One summer, a massive, season-long, catastrophically damaging fire got started when some teenagers were playing with fireworks. It hit some dry grass and weeds, the wind blew, and millions of dollars of damage resulted. Central Washington bans most fireworks and even campfires for long stretches because the threat of fire runs so high.
Nicaraguans also love their fireworks. I mean love them. They spend more than they can afford on them and shoot them off from December 1 to January 1, non-stop (come visit if you think I’m exaggerating here). But we don’t have forest fires in Managua, even though the rain stops falling at the beginning of December and won’t return until May–by which time we’re praying hard for it.
At the risk of growing too fond of my analogy here, we choose both
1)whether we make the wind blow strong by looking to assign blame and making certain the other person Knows. When. They. Were. Wrong. or seeking to accept responsibility while forgiving freely and simply letting things go. Not everything has to be settled and resolved with forty-six percent of the blame placed on you, twenty percent for the kids and a mere thirty-four percent on me. That’s the wind.
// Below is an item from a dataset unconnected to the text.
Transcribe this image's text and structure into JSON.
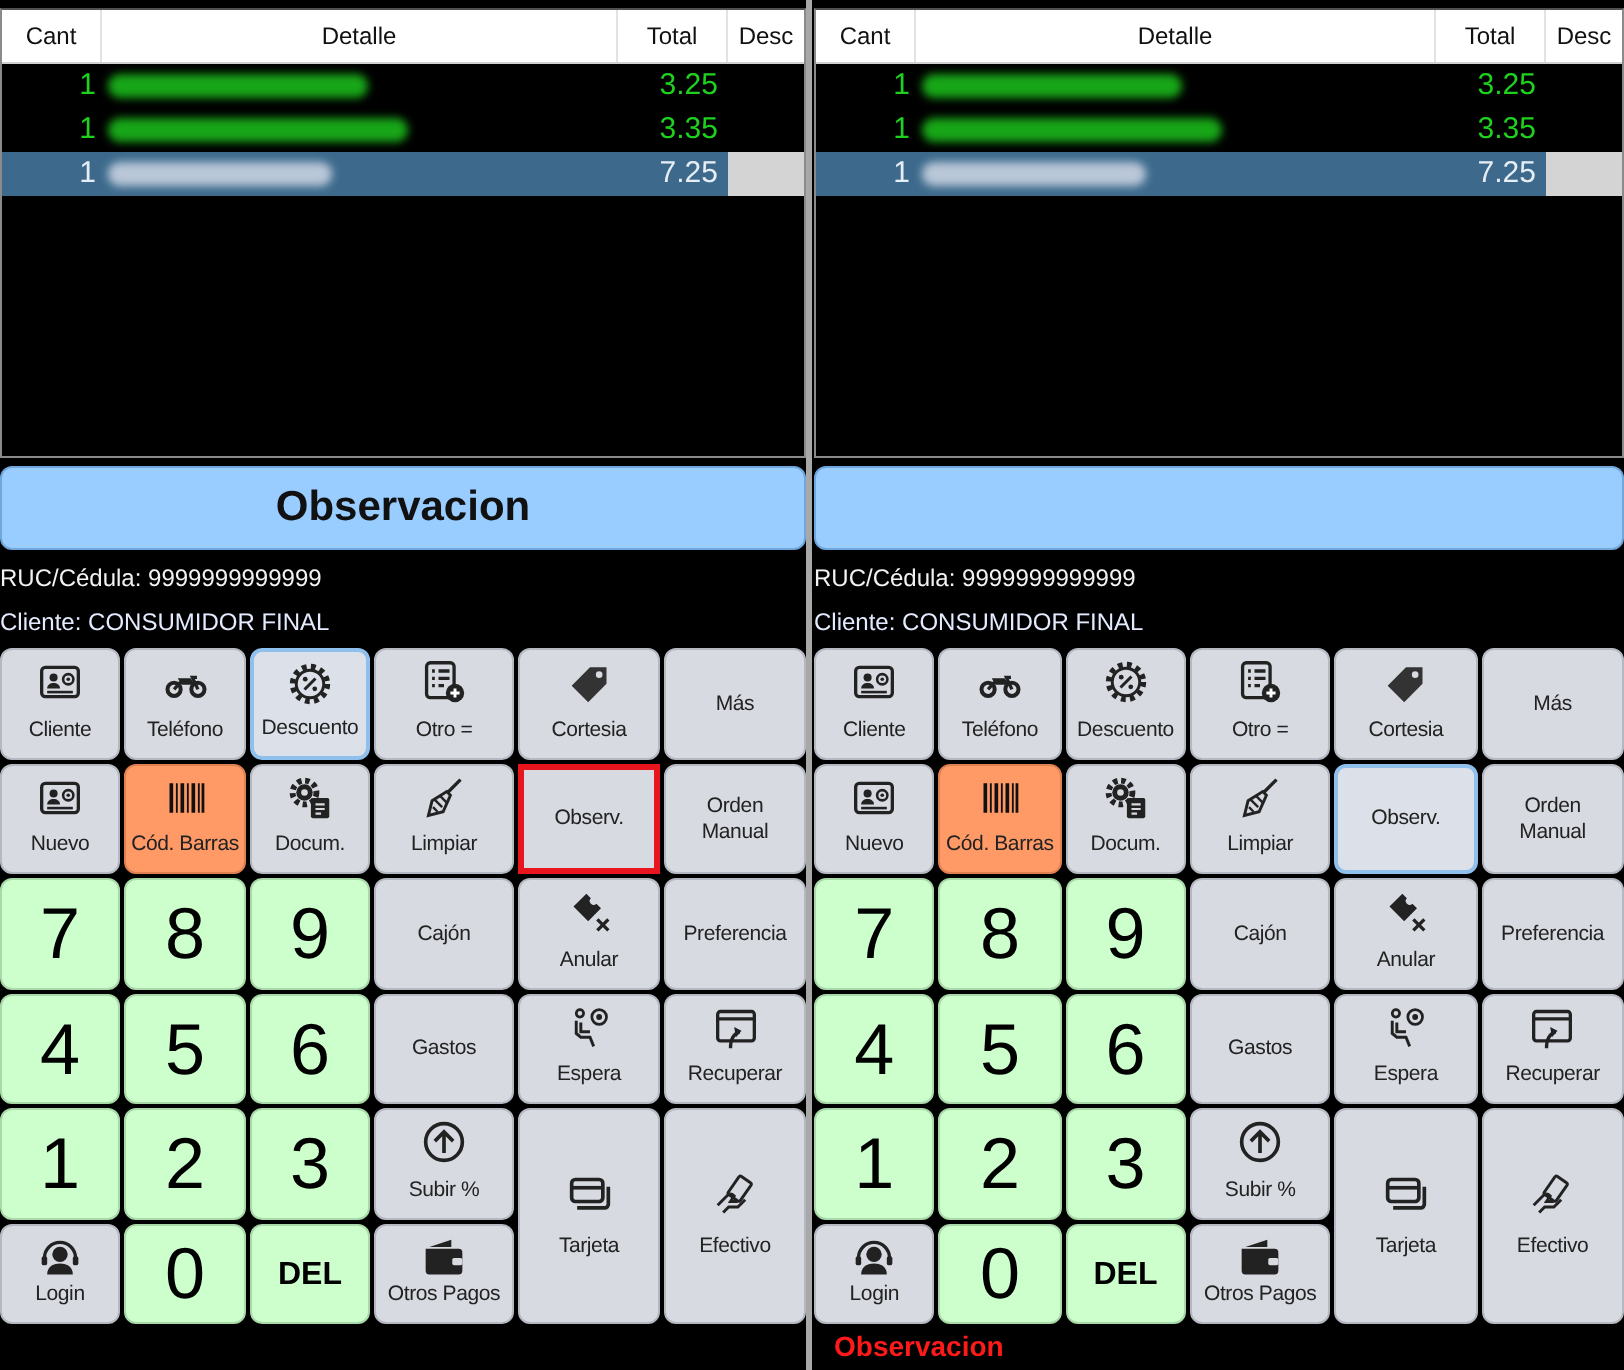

That blows.
2)whether the grass and trees and undergrowth are green and lush and can safely withstand sparks, by showing kindness and patience and gentleness even when the other person is wrong or, I’m going to say most importantly, EVEN WHEN WE KNOW THE OTHER PERSON IS WRONG AND WON’T ADMIT IT.
That is certainly the most difficult time to be kind for most of us. We’ve just had a fight, you were wrong and a jerk, you won’t admit to either, and now I’m going to look for ways to serve you? Yes. I am. I’m going to pray for grace and extend grace. ]Because I want this marriage to last fifty years, not twenty-five.
My other choice, the dry ground, is to refuse to budge when I know I’m right. We may stop talking about it, but I’m not letting it go. Those add up. They feel justified and they add up. They dry things out. They create tinder and kindling everywhere. Those fireworks the kids shot in Wenatchee would have done no harm in Managua. We choose, daily, whether to create an environment in which conflict can burst into something horrible and frightening or simply splutter out with no harm done.
No one likes each other every day for twenty-five years. Or if anyone does, I haven’t met them. Conflict happens, frequently for some, rarely for others, but conflict itself isn’t and needs not be a threat to relationship. Avoiding any conflict, in my opinion, is dangerous and unhealthy. Doing so really just means we’re storing them up for later. Later won’t be pretty.
Therefore, we create an environment of kindness and grace so that any given conflict is only that conflict and not everything that has ever offended either of you since the moment you met. We discuss things and let them go. We keep serving and caring for the ones we love, even when we have trouble liking them.
*If she is awake during the night, that usually means I’ve messed up.
**I’m talking about love, not sex. That’s a different post…that isn’t coming anytime soon.
***Unless, of course, you’ve lived in a really bad air pollution environment, like we did in Los Angeles in the 80’s or my friends recently did in China, when the majority of days are smog alerts.